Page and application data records
######
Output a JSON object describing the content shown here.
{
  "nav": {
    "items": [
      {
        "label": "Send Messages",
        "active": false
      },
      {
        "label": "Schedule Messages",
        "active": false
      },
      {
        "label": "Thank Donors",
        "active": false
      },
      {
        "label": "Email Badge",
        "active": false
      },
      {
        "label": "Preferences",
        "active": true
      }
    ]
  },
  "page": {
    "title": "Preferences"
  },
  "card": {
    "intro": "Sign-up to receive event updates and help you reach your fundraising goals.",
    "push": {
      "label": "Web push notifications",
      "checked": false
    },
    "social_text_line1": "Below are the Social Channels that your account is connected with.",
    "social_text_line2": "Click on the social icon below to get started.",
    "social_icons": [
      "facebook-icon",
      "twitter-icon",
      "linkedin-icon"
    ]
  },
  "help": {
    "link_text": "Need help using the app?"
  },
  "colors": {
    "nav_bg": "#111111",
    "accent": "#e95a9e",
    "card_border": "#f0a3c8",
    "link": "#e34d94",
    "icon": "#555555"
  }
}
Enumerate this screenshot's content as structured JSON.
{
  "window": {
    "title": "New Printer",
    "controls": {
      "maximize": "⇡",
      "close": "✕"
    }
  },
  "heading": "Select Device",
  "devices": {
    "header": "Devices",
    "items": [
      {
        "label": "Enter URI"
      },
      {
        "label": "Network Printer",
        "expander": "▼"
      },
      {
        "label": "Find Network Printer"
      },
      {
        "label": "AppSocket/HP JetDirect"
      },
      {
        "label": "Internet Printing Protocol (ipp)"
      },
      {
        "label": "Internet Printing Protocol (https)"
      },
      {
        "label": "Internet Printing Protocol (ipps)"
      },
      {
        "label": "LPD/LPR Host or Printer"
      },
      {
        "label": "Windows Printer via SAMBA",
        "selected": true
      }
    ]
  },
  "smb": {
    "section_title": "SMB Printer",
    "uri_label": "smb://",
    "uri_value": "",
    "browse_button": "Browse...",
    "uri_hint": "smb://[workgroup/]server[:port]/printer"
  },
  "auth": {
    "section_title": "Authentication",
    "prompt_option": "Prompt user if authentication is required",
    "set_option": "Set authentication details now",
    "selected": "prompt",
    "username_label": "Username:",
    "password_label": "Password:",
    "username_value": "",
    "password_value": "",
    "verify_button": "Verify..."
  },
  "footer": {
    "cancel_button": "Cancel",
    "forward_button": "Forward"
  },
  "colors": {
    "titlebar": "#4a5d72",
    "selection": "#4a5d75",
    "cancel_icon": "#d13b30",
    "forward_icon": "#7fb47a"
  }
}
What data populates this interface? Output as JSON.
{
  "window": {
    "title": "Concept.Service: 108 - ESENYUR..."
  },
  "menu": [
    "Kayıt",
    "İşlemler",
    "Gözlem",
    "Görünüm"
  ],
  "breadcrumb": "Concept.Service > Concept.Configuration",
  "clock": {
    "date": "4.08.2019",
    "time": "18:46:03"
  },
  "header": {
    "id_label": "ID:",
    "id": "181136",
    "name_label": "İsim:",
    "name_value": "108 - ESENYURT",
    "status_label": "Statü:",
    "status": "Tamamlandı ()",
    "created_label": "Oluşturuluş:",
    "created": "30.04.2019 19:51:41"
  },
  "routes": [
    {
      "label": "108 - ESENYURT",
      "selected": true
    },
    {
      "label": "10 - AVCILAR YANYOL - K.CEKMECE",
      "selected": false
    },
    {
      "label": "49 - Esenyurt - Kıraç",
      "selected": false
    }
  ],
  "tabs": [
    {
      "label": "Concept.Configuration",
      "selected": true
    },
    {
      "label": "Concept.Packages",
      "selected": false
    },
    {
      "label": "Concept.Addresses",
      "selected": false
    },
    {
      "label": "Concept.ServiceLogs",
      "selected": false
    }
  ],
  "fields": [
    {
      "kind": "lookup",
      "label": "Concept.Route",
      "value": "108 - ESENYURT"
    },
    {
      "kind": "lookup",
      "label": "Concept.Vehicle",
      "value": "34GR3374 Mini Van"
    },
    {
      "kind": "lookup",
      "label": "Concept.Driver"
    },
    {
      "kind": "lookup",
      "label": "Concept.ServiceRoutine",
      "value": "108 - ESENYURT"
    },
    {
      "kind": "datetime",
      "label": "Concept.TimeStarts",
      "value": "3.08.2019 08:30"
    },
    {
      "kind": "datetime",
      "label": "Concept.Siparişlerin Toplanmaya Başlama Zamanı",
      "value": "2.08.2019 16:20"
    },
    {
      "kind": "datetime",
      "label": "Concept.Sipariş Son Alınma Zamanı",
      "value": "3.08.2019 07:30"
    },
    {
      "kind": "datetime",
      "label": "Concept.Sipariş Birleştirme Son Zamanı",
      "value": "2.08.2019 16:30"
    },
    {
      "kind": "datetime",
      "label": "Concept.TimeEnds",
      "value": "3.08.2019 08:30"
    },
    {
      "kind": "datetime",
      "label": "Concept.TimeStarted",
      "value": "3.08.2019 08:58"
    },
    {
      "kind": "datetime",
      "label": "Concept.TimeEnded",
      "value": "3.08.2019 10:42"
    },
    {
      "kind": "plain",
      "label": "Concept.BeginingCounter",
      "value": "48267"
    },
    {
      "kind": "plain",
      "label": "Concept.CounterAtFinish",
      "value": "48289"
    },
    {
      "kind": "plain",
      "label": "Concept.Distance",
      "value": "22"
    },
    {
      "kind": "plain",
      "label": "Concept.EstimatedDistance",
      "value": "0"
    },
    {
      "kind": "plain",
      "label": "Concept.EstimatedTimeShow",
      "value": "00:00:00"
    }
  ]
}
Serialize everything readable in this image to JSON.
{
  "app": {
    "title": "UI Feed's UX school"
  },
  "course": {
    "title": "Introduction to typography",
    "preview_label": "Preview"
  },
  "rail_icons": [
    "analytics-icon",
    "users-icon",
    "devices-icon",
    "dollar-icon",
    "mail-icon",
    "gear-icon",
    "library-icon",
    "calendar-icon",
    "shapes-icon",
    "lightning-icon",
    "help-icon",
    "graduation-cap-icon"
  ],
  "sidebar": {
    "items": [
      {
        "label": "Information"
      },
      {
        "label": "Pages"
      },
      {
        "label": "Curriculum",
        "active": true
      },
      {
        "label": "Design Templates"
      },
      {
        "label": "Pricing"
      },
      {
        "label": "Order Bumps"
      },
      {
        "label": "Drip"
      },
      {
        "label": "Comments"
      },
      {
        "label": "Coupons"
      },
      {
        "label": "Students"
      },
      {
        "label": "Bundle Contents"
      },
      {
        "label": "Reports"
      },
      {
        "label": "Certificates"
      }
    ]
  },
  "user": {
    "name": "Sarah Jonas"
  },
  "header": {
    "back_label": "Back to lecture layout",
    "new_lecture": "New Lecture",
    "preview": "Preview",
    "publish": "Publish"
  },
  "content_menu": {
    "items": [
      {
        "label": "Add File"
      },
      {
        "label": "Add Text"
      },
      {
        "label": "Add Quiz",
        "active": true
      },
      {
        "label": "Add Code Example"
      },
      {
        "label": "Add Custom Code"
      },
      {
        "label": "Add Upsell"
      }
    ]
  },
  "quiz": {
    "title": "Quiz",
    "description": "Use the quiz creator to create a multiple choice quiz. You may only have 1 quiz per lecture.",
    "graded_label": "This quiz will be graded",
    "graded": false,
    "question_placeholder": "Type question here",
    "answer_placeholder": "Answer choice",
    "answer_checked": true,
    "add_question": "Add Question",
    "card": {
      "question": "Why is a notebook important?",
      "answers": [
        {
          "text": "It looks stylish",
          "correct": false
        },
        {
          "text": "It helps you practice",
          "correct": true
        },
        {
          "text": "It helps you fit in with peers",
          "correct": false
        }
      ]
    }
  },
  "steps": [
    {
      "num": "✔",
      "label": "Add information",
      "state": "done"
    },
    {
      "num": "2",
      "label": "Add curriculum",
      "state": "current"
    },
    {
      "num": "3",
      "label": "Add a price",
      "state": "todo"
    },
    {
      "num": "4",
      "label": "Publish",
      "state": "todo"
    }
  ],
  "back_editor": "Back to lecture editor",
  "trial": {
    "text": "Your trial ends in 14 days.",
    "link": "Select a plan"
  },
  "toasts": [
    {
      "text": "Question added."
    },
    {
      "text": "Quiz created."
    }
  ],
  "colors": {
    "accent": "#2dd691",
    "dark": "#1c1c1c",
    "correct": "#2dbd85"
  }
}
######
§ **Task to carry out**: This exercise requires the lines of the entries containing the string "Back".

§ **Solution to the problem**:
    "back_label": "Back to lecture layout",
  "back_editor": "Back to lecture editor",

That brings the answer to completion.